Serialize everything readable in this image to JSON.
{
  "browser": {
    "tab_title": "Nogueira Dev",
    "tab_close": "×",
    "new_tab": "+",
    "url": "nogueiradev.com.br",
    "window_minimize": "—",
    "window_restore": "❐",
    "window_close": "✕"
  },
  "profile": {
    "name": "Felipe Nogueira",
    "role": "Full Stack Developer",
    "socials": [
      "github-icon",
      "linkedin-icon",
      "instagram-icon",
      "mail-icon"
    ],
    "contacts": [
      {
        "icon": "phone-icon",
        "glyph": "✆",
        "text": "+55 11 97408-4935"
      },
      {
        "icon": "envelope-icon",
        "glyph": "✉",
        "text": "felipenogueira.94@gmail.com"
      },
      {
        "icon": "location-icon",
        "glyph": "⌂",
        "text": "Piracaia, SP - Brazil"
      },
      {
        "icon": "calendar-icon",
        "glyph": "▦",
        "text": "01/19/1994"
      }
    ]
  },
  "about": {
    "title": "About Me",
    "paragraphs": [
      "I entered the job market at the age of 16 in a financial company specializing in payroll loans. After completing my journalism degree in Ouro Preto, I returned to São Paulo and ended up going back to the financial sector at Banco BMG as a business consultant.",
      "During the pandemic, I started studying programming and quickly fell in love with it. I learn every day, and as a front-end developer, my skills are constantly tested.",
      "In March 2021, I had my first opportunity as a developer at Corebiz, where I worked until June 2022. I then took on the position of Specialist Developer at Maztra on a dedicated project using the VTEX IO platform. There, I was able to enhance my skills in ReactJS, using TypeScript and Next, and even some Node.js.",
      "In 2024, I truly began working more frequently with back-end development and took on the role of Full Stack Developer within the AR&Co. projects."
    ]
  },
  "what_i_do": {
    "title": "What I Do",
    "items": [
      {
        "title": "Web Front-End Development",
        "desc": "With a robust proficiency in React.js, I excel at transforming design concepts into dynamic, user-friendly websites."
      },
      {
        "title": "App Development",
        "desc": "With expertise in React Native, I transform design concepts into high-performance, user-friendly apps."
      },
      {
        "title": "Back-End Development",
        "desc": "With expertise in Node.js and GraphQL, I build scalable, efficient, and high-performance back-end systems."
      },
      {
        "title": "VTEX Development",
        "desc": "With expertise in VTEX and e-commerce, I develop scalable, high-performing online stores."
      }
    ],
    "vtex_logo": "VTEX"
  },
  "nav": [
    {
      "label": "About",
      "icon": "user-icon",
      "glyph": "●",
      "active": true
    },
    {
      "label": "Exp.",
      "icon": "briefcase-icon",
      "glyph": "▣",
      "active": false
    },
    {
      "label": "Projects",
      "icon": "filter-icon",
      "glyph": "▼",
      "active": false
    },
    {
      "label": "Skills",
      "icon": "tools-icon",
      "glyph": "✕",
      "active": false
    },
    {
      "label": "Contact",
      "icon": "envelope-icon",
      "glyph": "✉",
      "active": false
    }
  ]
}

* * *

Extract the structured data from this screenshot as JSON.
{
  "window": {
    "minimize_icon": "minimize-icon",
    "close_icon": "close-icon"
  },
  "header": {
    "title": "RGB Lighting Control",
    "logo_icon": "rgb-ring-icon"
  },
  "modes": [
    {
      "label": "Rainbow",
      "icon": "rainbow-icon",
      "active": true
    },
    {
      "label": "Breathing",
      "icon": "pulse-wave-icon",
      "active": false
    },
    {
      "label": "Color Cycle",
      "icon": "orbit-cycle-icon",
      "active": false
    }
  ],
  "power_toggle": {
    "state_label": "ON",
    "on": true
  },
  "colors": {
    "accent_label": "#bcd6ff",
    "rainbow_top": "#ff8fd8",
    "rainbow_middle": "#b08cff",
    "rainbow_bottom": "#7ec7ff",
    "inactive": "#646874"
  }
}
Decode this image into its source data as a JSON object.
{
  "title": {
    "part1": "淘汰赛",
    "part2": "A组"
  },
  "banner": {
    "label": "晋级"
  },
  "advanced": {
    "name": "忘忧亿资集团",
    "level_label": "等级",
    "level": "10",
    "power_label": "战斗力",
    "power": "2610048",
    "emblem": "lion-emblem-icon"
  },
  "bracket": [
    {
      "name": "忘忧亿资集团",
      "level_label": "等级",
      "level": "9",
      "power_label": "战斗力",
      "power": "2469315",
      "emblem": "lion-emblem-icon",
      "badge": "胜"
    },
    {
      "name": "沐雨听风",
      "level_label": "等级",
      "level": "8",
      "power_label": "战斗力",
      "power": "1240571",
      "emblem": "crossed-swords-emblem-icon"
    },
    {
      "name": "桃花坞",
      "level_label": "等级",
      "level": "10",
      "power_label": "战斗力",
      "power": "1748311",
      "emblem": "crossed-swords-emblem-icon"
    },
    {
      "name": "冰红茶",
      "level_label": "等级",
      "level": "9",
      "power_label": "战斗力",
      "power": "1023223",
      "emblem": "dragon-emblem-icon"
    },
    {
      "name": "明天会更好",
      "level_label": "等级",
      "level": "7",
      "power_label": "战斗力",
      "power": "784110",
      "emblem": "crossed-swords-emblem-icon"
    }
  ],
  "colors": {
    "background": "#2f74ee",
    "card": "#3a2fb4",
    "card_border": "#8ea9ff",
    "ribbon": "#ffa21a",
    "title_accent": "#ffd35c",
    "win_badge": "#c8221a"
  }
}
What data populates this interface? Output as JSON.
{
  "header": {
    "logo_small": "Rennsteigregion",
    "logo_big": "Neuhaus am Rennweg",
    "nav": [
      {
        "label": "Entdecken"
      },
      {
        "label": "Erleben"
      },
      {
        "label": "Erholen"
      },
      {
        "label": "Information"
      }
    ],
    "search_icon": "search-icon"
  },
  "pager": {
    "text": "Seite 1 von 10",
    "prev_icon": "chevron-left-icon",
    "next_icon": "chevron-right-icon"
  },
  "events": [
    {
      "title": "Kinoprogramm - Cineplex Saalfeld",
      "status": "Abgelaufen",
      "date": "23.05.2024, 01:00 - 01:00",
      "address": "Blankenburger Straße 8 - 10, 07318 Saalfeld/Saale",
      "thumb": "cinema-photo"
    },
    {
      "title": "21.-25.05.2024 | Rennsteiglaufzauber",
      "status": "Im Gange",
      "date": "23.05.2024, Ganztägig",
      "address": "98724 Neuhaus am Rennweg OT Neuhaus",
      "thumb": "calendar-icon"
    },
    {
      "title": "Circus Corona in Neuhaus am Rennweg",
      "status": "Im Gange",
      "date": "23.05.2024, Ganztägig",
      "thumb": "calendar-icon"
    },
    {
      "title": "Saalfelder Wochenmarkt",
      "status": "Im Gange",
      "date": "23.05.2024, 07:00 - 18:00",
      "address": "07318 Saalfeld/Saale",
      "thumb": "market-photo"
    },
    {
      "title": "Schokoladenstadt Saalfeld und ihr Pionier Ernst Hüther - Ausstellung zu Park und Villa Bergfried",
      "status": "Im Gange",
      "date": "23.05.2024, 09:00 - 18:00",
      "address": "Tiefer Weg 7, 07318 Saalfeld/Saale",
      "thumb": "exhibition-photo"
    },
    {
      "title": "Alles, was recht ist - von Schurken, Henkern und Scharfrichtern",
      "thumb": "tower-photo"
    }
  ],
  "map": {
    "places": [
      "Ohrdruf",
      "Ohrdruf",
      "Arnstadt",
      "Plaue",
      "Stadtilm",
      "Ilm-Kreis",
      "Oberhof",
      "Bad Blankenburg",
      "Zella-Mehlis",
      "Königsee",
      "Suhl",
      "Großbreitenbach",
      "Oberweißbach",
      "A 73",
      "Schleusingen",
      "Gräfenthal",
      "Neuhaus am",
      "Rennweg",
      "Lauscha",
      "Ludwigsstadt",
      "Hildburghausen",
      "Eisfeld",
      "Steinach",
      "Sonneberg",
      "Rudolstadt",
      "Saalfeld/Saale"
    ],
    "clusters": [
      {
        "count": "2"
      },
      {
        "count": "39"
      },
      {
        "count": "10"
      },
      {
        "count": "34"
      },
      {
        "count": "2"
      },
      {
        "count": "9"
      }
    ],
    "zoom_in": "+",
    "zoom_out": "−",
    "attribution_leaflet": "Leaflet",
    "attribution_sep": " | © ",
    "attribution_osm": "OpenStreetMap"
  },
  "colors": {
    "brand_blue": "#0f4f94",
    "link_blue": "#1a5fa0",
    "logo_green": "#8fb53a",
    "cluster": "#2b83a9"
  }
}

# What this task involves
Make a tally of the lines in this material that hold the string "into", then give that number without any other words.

# Written answer
3